eolecki's picture

Economic Incentives

In my economics class we looked at a fairly similar example to prisoners dilemma.  Two business that could either choose to produce at high production or low production.  If they both did low both companies got a profit of 300, if they both did high they got a profit of 30, and if one did high and one did low the one that did high got 400 and the low got 10.   So, people have been saying that they are cooperative in real life and would rather know that they were being cooperative than competing.  In economics the main idea is that people respond to incentives.  Would you rather have $400, $300, $30, or $10?  Well of course you want $400.  From this situation, economic theory says both firms will produce high and only get $30.  Why? because both firms have an incentive to produce at high levels.  If both firms have one chance to make money both are going to try and make a higher profit because to matter what the other one chooses they will have a better chance off high production.  If one firm produces high and the other produces low the first gets $400 instead of $300 and if the other firm produces high then they get $30 instead of $10.  So clearly the best economic decision is always to compete.  However, there is an exception if there is going to be repeated interaction and the firms can work together to both get high profits ($300) at low production.  But this agreement has to include punishment for firms that cheat the system. 

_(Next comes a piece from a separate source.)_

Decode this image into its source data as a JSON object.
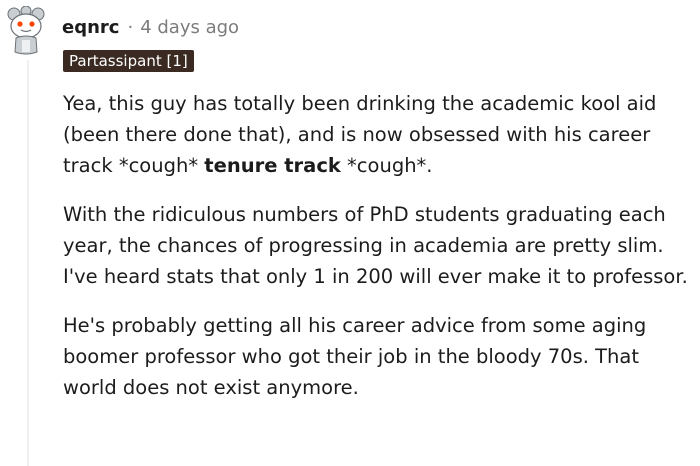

I played the game differently than a lot of people because I was viewing it in terms of economic incentives rather than with the principle of cooperation or competition. 


To prevent automated spam submissions leave this field empty.
1 + 1 =
Solve this simple math problem and enter the result. E.g. for 1+3, enter 4.